Bulls and Babbs
Of course we are delighted when books are published about the parish, and it is probably a bit churlish to criticise them when they stray from accuracy, but somehow one feels obliged to rise to the defence of one of our rectors.
In Ted Babbs' book about the Borley Rectory affair, he has the following paragraph
...it seems that Edward Bull was something of a tyrant. Some years ago, a local publican told one of us (Ted Babbs) that when 'old Bull' was riding around the village in his trap, if the locals failed to adopt a sufficiently grovelling posture when he passed by they were liable to feel his whip across their backs. There is another local legend which tells of an incident when the Rev. Edward was one of the guns in a local shoot. The story has it that the reverand gentleman was waiting for the birds to come over when an innocent pig happened to amble by. Since there was nothing much happening, Bull shot it. Another version has it that the pig bit the rector first. We prefer this, there is almost an element of divine retribution in it. Happily, country parsons do not behave like this fashion today....(Borley Rectory, The Final Analysis -Claudine Mathias and Edward Babbs)

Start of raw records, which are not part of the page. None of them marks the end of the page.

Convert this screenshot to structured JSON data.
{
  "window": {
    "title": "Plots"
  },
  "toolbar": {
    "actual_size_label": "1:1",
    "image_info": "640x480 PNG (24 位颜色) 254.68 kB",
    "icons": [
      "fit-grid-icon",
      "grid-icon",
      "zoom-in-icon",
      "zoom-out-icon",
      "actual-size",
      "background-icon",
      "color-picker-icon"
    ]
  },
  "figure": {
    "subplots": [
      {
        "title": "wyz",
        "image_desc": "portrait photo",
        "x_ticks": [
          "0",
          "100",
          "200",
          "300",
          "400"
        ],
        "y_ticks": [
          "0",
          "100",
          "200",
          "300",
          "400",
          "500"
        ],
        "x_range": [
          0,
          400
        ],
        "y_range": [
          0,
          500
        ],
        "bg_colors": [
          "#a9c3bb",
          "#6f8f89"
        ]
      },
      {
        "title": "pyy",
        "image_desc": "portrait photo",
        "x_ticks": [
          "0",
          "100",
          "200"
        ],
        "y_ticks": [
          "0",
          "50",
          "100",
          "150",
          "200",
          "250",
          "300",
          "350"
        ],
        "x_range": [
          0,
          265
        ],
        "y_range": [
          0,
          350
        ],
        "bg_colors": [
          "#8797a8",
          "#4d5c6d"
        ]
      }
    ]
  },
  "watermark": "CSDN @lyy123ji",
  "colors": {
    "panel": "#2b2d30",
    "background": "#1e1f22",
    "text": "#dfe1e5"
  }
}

This paragraph caused a great deal of local head-scratching. Rev Edward Bull was a kindly and much-loved rector who was a great benefactor. He was a great deal less flamboyant than his neighbour Rev John Foster. However, we do have the story of the pig, and you can judge for yourself by comparing the two versions.

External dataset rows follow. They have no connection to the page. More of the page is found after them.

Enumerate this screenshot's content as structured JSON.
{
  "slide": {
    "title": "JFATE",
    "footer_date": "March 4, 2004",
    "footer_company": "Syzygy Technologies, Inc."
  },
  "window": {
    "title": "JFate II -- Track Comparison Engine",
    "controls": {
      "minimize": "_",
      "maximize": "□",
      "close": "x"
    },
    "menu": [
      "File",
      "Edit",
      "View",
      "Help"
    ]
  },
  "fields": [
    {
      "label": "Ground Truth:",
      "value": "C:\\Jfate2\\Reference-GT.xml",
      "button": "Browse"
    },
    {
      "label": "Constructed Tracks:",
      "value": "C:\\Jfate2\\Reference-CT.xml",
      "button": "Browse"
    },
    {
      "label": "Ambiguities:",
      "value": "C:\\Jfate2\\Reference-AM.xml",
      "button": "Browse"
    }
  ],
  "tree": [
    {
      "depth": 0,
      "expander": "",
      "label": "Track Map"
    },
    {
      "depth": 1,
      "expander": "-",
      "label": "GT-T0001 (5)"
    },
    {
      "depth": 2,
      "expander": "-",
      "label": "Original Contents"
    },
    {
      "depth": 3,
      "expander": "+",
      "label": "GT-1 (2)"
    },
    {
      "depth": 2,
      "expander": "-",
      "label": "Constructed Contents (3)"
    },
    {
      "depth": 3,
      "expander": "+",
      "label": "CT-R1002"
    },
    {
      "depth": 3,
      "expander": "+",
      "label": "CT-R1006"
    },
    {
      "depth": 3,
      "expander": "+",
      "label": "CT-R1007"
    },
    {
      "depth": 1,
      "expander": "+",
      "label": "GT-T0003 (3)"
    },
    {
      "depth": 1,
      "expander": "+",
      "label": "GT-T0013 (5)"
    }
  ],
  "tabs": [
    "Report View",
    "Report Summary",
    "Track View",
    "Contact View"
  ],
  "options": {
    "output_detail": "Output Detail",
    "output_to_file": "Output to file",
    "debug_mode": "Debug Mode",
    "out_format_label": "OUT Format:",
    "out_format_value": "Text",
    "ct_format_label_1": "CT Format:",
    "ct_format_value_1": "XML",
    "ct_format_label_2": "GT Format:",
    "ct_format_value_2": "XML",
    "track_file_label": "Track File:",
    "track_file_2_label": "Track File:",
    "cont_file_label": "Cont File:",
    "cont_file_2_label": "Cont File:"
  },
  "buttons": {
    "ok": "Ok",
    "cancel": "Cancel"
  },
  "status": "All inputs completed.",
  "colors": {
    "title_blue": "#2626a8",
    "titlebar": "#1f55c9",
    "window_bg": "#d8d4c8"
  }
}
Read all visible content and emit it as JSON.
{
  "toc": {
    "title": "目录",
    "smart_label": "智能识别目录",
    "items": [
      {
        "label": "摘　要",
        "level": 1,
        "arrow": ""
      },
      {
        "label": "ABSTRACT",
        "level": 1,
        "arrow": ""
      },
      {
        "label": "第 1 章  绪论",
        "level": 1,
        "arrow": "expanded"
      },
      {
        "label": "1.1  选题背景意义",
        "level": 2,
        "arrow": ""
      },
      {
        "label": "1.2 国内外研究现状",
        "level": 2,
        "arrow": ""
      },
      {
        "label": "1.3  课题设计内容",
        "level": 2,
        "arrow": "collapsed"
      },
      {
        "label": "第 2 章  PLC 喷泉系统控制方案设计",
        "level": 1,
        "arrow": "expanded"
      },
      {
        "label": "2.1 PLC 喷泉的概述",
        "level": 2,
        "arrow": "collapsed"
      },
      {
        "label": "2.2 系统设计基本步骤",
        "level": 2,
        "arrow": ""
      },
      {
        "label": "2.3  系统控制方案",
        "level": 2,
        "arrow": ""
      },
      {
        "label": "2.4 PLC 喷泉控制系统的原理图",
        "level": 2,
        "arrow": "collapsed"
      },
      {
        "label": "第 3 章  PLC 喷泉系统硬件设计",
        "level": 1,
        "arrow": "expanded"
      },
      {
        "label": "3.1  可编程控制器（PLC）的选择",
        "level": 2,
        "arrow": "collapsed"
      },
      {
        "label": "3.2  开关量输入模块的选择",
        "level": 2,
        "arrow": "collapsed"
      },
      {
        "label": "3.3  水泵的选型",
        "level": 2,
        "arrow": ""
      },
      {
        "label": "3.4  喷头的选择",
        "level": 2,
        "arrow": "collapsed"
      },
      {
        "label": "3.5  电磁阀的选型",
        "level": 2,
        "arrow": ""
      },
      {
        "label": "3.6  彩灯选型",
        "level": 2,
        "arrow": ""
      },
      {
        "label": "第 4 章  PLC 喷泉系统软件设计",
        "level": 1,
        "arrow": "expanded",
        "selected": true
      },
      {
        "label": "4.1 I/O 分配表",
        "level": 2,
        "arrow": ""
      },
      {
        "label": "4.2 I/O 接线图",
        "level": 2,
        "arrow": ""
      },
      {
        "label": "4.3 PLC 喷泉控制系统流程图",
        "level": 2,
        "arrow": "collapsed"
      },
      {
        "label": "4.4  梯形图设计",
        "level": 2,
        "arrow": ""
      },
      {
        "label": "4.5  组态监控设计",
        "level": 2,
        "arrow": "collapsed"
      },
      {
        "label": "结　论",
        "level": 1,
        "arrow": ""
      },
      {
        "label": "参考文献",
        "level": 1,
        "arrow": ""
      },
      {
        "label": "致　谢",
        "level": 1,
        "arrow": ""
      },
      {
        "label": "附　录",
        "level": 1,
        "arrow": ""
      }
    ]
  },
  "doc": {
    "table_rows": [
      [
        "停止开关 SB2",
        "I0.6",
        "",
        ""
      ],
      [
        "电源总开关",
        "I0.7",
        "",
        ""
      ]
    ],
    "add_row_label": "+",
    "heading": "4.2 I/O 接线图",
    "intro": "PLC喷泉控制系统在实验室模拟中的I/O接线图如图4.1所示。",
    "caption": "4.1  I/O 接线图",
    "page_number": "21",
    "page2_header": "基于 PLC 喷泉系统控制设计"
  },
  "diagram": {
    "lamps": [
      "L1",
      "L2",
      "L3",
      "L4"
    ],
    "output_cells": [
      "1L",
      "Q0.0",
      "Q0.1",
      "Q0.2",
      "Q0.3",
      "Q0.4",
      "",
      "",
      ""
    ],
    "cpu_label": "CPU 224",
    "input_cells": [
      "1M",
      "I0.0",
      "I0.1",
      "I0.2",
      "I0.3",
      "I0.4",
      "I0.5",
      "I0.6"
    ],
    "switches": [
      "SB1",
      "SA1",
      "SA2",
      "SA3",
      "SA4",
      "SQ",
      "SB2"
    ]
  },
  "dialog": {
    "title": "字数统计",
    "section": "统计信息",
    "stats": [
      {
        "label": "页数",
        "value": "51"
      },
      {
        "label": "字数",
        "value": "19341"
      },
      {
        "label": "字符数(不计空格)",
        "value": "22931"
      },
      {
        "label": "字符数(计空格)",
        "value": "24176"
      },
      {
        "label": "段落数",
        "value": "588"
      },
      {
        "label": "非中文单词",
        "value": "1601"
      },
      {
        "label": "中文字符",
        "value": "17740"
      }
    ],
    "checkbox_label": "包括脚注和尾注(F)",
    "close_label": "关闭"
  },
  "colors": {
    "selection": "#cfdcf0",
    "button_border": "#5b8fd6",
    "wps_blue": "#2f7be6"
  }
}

October 10th 1888
Attacked by a herd of swine
Whilst out shooting on thursday last, the Rev Felix P. Bull had a narrow escape from being mangled to death by a herd of swine feeding in a stubble field of Mr Daniel Offord, of this parish. Whilst crossing the stubble it appears that Mr Bull's dog must have aggravated a sow with a litter of small pigs, the sow rushed at the Reverand Gentleman siezing him by the leg, who in pushing her off had his finger severely bitten, whereupon he shot the sow dead and beat a hasty retreat. The value of the sow is about £6.

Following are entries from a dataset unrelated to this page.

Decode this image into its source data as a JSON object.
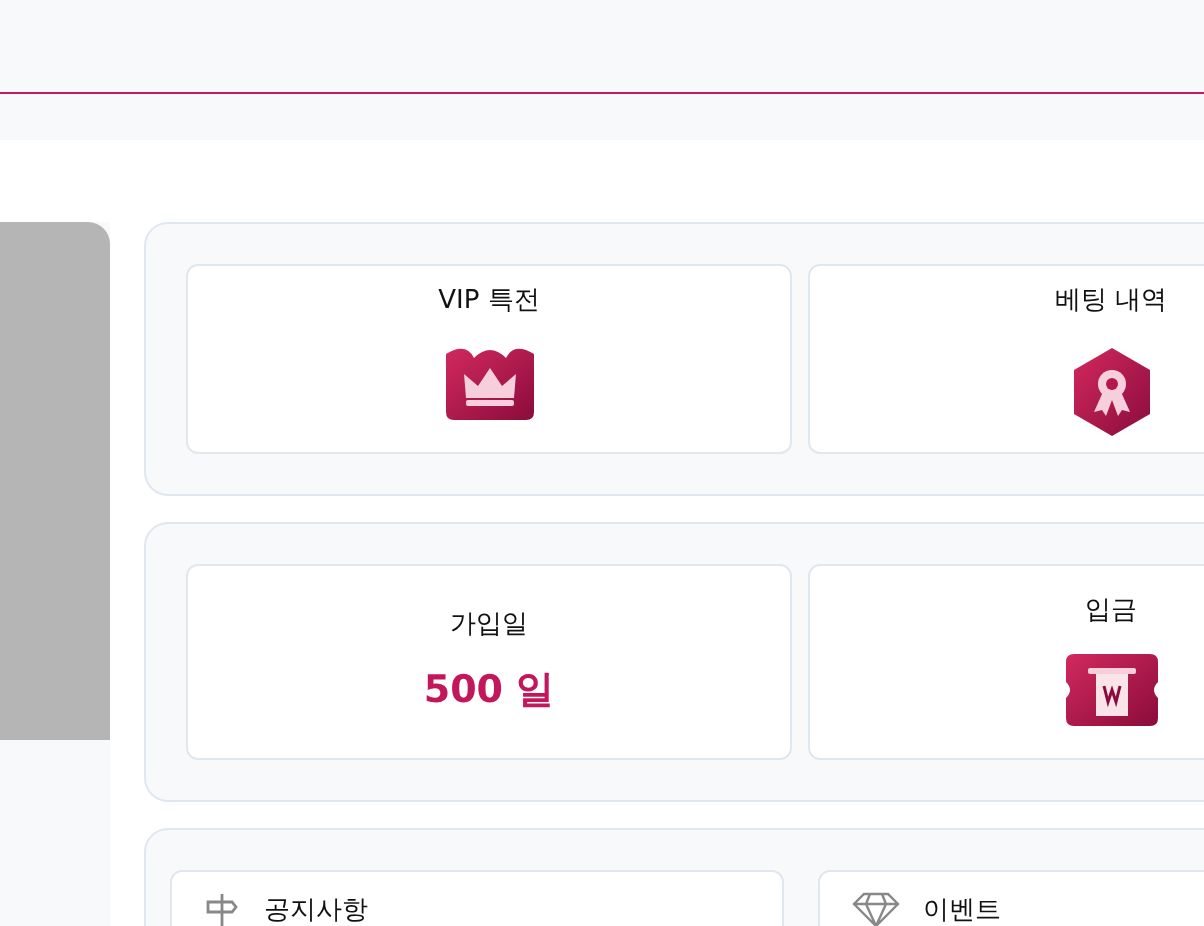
{
  "summary_cards": [
    {
      "kind": "icon",
      "title": "VIP 특전"
    },
    {
      "kind": "icon",
      "title": "베팅 내역"
    }
  ],
  "account_cards": [
    {
      "kind": "stat",
      "title": "가입일",
      "value": "500 일"
    },
    {
      "kind": "icon",
      "title": "입금"
    }
  ],
  "menu_links": [
    {
      "label": "공지사항"
    },
    {
      "label": "이벤트"
    }
  ]
}
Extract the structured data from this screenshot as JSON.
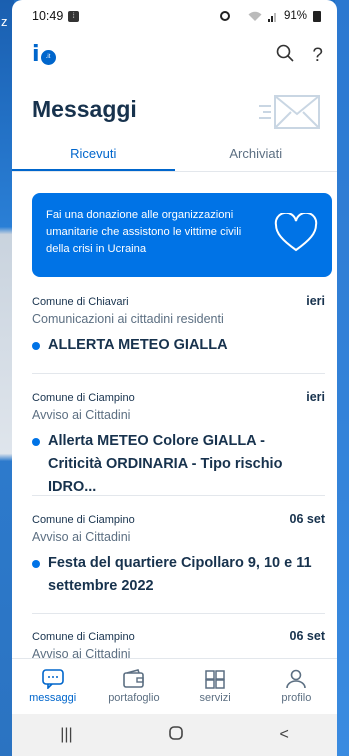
{
  "status_bar": {
    "time": "10:49",
    "battery": "91%"
  },
  "header": {
    "app_logo": "io",
    "page_title": "Messaggi"
  },
  "tabs": [
    {
      "label": "Ricevuti",
      "active": true
    },
    {
      "label": "Archiviati",
      "active": false
    }
  ],
  "banner": {
    "text": "Fai una donazione alle organizzazioni umanitarie che assistono le vittime civili della crisi in Ucraina"
  },
  "messages": [
    {
      "sender": "Comune di Chiavari",
      "date": "ieri",
      "service": "Comunicazioni ai cittadini residenti",
      "subject": "ALLERTA METEO GIALLA"
    },
    {
      "sender": "Comune di Ciampino",
      "date": "ieri",
      "service": "Avviso ai Cittadini",
      "subject_line1": "Allerta METEO Colore GIALLA -",
      "subject_line2": "Criticità ORDINARIA - Tipo rischio IDRO..."
    },
    {
      "sender": "Comune di Ciampino",
      "date": "06 set",
      "service": "Avviso ai Cittadini",
      "subject_line1": "Festa del quartiere Cipollaro 9, 10 e 11",
      "subject_line2": "settembre 2022"
    },
    {
      "sender": "Comune di Ciampino",
      "date": "06 set",
      "service": "Avviso ai Cittadini"
    }
  ],
  "bottom_nav": [
    {
      "label": "messaggi",
      "icon": "chat-icon",
      "active": true
    },
    {
      "label": "portafoglio",
      "icon": "wallet-icon",
      "active": false
    },
    {
      "label": "servizi",
      "icon": "services-icon",
      "active": false
    },
    {
      "label": "profilo",
      "icon": "user-icon",
      "active": false
    }
  ],
  "colors": {
    "accent": "#0066cc",
    "banner": "#0073e6",
    "text_dark": "#17324d",
    "text_muted": "#5c6f82"
  }
}
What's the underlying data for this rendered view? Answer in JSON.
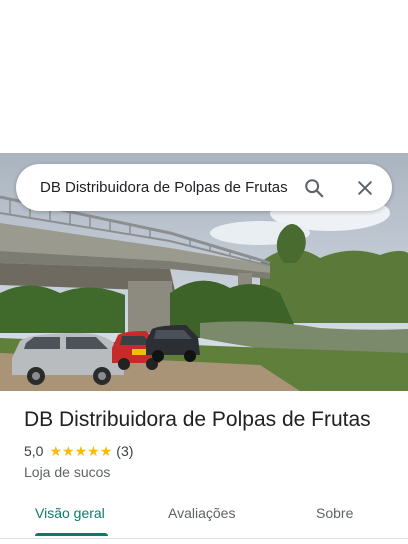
{
  "search": {
    "query": "DB Distribuidora de Polpas de Frutas",
    "search_icon": "search-icon",
    "close_icon": "close-icon"
  },
  "place": {
    "photo": "place-photo",
    "name": "DB Distribuidora de Polpas de Frutas",
    "rating": "5,0",
    "stars": 5,
    "review_count": "(3)",
    "category": "Loja de sucos"
  },
  "tabs": [
    {
      "label": "Visão geral",
      "active": true
    },
    {
      "label": "Avaliações",
      "active": false
    },
    {
      "label": "Sobre",
      "active": false
    }
  ],
  "colors": {
    "accent": "#0b7a6f",
    "star": "#fbbc04"
  }
}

As regards the idea of the rector whipping anyone who refused to grovel to him, Ted may be straying from historical accuracy. The law of assault has not changed that much from the 1880s, and any such action would have been just as likely to have ended in criminal prosecution then as now. It would have certainly reached the local paper. We've scoured the local records for any such incidents without success. We're not even entirely sure whether he was referring to Rev. Edward Bull or Rev. Felix Bull.